Top of Material to process

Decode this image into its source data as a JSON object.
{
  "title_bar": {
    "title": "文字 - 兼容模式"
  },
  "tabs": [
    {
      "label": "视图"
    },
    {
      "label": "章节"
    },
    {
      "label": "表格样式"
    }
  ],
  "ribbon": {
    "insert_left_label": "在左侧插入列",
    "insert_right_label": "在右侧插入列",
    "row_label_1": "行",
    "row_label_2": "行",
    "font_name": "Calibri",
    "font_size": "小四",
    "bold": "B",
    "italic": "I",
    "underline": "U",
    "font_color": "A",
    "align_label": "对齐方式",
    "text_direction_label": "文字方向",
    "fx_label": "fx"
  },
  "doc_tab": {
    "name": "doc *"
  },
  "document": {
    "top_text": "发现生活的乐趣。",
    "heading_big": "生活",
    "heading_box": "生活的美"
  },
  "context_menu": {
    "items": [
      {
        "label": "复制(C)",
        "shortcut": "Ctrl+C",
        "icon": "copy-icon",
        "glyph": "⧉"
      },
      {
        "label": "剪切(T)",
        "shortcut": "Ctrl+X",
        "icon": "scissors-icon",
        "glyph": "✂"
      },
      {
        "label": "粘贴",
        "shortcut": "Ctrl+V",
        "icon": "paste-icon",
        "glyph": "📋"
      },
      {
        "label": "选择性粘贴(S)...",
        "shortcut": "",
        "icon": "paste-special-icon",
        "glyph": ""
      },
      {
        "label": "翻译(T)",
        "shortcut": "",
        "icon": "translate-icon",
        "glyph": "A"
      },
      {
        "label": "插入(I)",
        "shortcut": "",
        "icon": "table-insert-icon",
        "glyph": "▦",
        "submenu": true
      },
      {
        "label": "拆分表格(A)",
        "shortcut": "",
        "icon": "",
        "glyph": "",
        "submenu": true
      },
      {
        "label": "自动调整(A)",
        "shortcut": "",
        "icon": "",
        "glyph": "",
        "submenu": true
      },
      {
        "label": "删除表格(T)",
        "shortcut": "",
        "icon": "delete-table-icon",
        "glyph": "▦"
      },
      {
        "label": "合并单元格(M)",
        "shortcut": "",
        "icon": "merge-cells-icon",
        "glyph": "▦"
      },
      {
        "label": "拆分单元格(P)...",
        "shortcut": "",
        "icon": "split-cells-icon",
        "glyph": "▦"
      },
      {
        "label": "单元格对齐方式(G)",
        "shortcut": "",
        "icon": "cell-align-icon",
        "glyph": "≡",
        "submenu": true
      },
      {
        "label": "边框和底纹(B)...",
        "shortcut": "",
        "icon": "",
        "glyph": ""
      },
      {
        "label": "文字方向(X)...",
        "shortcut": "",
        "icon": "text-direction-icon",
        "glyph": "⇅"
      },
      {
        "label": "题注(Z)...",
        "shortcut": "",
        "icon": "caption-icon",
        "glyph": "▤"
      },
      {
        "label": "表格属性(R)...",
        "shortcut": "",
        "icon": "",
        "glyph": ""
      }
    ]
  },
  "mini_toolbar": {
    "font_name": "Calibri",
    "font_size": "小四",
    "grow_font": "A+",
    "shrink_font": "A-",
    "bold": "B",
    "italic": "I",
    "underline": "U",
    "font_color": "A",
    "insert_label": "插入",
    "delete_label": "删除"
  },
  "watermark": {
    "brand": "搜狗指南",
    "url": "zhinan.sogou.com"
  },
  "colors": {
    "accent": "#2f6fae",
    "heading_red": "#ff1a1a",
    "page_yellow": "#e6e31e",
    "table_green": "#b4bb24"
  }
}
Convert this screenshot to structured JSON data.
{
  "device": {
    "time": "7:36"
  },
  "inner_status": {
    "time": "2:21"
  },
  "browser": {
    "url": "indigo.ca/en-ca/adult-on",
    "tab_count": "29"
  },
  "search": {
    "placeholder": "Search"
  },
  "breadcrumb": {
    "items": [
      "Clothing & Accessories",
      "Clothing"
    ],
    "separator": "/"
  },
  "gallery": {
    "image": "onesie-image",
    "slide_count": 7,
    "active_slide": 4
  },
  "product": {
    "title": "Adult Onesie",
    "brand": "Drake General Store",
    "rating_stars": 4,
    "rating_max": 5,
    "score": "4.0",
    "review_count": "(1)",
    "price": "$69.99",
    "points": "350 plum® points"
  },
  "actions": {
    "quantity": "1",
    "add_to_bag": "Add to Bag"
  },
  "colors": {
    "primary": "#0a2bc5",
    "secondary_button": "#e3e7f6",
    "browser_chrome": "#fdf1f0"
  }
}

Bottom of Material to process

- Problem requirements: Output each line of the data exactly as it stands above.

- Answer space:
Decode this image into its source data as a JSON object.
{
  "title_bar": {
    "title": "文字 - 兼容模式"
  },
  "tabs": [
    {
      "label": "视图"
    },
    {
      "label": "章节"
    },
    {
      "label": "表格样式"
    }
  ],
  "ribbon": {
    "insert_left_label": "在左侧插入列",
    "insert_right_label": "在右侧插入列",
    "row_label_1": "行",
    "row_label_2": "行",
    "font_name": "Calibri",
    "font_size": "小四",
    "bold": "B",
    "italic": "I",
    "underline": "U",
    "font_color": "A",
    "align_label": "对齐方式",
    "text_direction_label": "文字方向",
    "fx_label": "fx"
  },
  "doc_tab": {
    "name": "doc *"
  },
  "document": {
    "top_text": "发现生活的乐趣。",
    "heading_big": "生活",
    "heading_box": "生活的美"
  },
  "context_menu": {
    "items": [
      {
        "label": "复制(C)",
        "shortcut": "Ctrl+C",
        "icon": "copy-icon",
        "glyph": "⧉"
      },
      {
        "label": "剪切(T)",
        "shortcut": "Ctrl+X",
        "icon": "scissors-icon",
        "glyph": "✂"
      },
      {
        "label": "粘贴",
        "shortcut": "Ctrl+V",
        "icon": "paste-icon",
        "glyph": "📋"
      },
      {
        "label": "选择性粘贴(S)...",
        "shortcut": "",
        "icon": "paste-special-icon",
        "glyph": ""
      },
      {
        "label": "翻译(T)",
        "shortcut": "",
        "icon": "translate-icon",
        "glyph": "A"
      },
      {
        "label": "插入(I)",
        "shortcut": "",
        "icon": "table-insert-icon",
        "glyph": "▦",
        "submenu": true
      },
      {
        "label": "拆分表格(A)",
        "shortcut": "",
        "icon": "",
        "glyph": "",
        "submenu": true
      },
      {
        "label": "自动调整(A)",
        "shortcut": "",
        "icon": "",
        "glyph": "",
        "submenu": true
      },
      {
        "label": "删除表格(T)",
        "shortcut": "",
        "icon": "delete-table-icon",
        "glyph": "▦"
      },
      {
        "label": "合并单元格(M)",
        "shortcut": "",
        "icon": "merge-cells-icon",
        "glyph": "▦"
      },
      {
        "label": "拆分单元格(P)...",
        "shortcut": "",
        "icon": "split-cells-icon",
        "glyph": "▦"
      },
      {
        "label": "单元格对齐方式(G)",
        "shortcut": "",
        "icon": "cell-align-icon",
        "glyph": "≡",
        "submenu": true
      },
      {
        "label": "边框和底纹(B)...",
        "shortcut": "",
        "icon": "",
        "glyph": ""
      },
      {
        "label": "文字方向(X)...",
        "shortcut": "",
        "icon": "text-direction-icon",
        "glyph": "⇅"
      },
      {
        "label": "题注(Z)...",
        "shortcut": "",
        "icon": "caption-icon",
        "glyph": "▤"
      },
      {
        "label": "表格属性(R)...",
        "shortcut": "",
        "icon": "",
        "glyph": ""
      }
    ]
  },
  "mini_toolbar": {
    "font_name": "Calibri",
    "font_size": "小四",
    "grow_font": "A+",
    "shrink_font": "A-",
    "bold": "B",
    "italic": "I",
    "underline": "U",
    "font_color": "A",
    "insert_label": "插入",
    "delete_label": "删除"
  },
  "watermark": {
    "brand": "搜狗指南",
    "url": "zhinan.sogou.com"
  },
  "colors": {
    "accent": "#2f6fae",
    "heading_red": "#ff1a1a",
    "page_yellow": "#e6e31e",
    "table_green": "#b4bb24"
  }
}
Convert this screenshot to structured JSON data.
{
  "device": {
    "time": "7:36"
  },
  "inner_status": {
    "time": "2:21"
  },
  "browser": {
    "url": "indigo.ca/en-ca/adult-on",
    "tab_count": "29"
  },
  "search": {
    "placeholder": "Search"
  },
  "breadcrumb": {
    "items": [
      "Clothing & Accessories",
      "Clothing"
    ],
    "separator": "/"
  },
  "gallery": {
    "image": "onesie-image",
    "slide_count": 7,
    "active_slide": 4
  },
  "product": {
    "title": "Adult Onesie",
    "brand": "Drake General Store",
    "rating_stars": 4,
    "rating_max": 5,
    "score": "4.0",
    "review_count": "(1)",
    "price": "$69.99",
    "points": "350 plum® points"
  },
  "actions": {
    "quantity": "1",
    "add_to_bag": "Add to Bag"
  },
  "colors": {
    "primary": "#0a2bc5",
    "secondary_button": "#e3e7f6",
    "browser_chrome": "#fdf1f0"
  }
}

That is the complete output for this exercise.